Thousands of Confederate soldiers died in Chicago during the Civil War, not from battle wounds, but from disease, starvation, and torture as POWs in a military prison three miles from the Chicago Loop. Initially treated as a curiosity, attitudes changed when newspapers reported the deaths of Union soldiers on southern battlefields. As the prison population swelled, deadly diseasessmallpox, dysentery, and pneumoniaquickly spread through Camp Douglas. Starving prisoners caught stealing from garbage dumps were tortured or shot. Fearing a prisoner revolt, a military official declared martial law in Chicago, and civilians, including a Chicago mayor and his family, were arrested, tried, and sentenced by a military court. At the end of the Civil War, Camp Douglas closed, its buildings were demolished, and records were lost or destroyed. The exact number of dead is unknown; however, 6,000 Confederate soldiers incarcerated at Camp Douglas are buried among mayors and gangsters in a South Side cemetery. Camp Douglas: Chicago’s Civil War Prison explores a long-forgotten chapter of American history, clouded in mystery and largely forgotten.

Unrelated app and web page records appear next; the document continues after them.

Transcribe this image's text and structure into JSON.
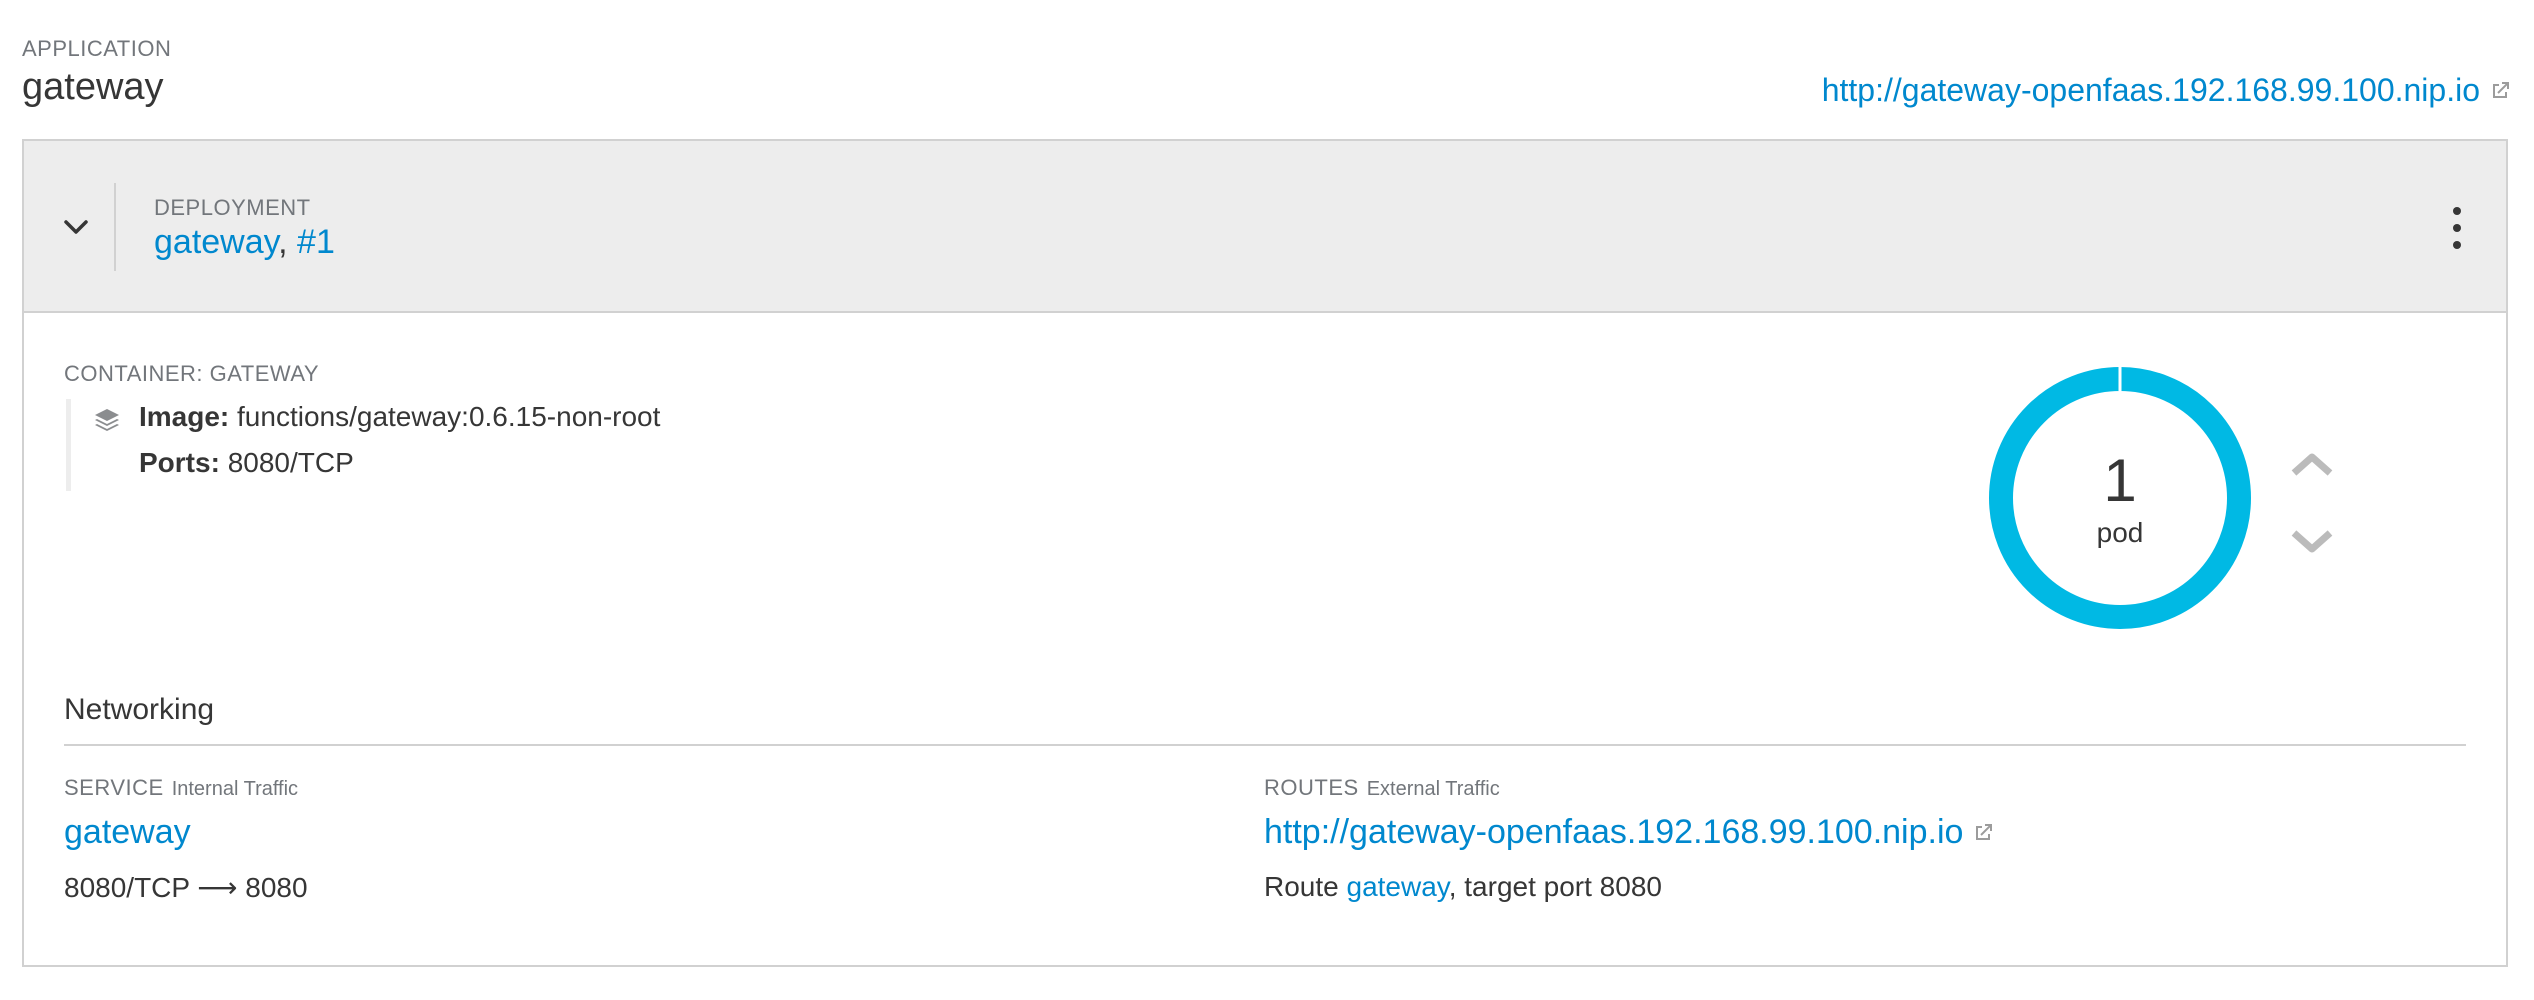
{
  "application": {
    "label": "APPLICATION",
    "name": "gateway",
    "url": "http://gateway-openfaas.192.168.99.100.nip.io"
  },
  "deployment": {
    "label": "DEPLOYMENT",
    "name": "gateway",
    "separator": ", ",
    "revision": "#1"
  },
  "container": {
    "label": "CONTAINER: GATEWAY",
    "image_label": "Image:",
    "image_value": "functions/gateway:0.6.15-non-root",
    "ports_label": "Ports:",
    "ports_value": "8080/TCP"
  },
  "pods": {
    "count": "1",
    "label": "pod",
    "ring_color": "#00b9e4"
  },
  "networking": {
    "title": "Networking",
    "service": {
      "label": "SERVICE",
      "sublabel": "Internal Traffic",
      "name": "gateway",
      "ports": "8080/TCP ⟶ 8080"
    },
    "routes": {
      "label": "ROUTES",
      "sublabel": "External Traffic",
      "url": "http://gateway-openfaas.192.168.99.100.nip.io",
      "desc_prefix": "Route ",
      "route_name": "gateway",
      "desc_suffix": ", target port 8080"
    }
  },
  "icons": {
    "external_link": "external-link-icon",
    "expand": "chevron-down-icon",
    "menu": "kebab-menu-icon",
    "image": "layers-icon",
    "scale_up": "chevron-up-icon",
    "scale_down": "chevron-down-icon"
  },
  "colors": {
    "link": "#0088ce",
    "header_bg": "#ededed",
    "muted": "#72767b"
  }
}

About the Author
Kelly Pucci writes for a variety of magazines, Web sites, and newspapers. As a native Chicagoan, she enjoys exploring local history and has written about Chicago’s ethnic restaurants, neighborhoods, and museums.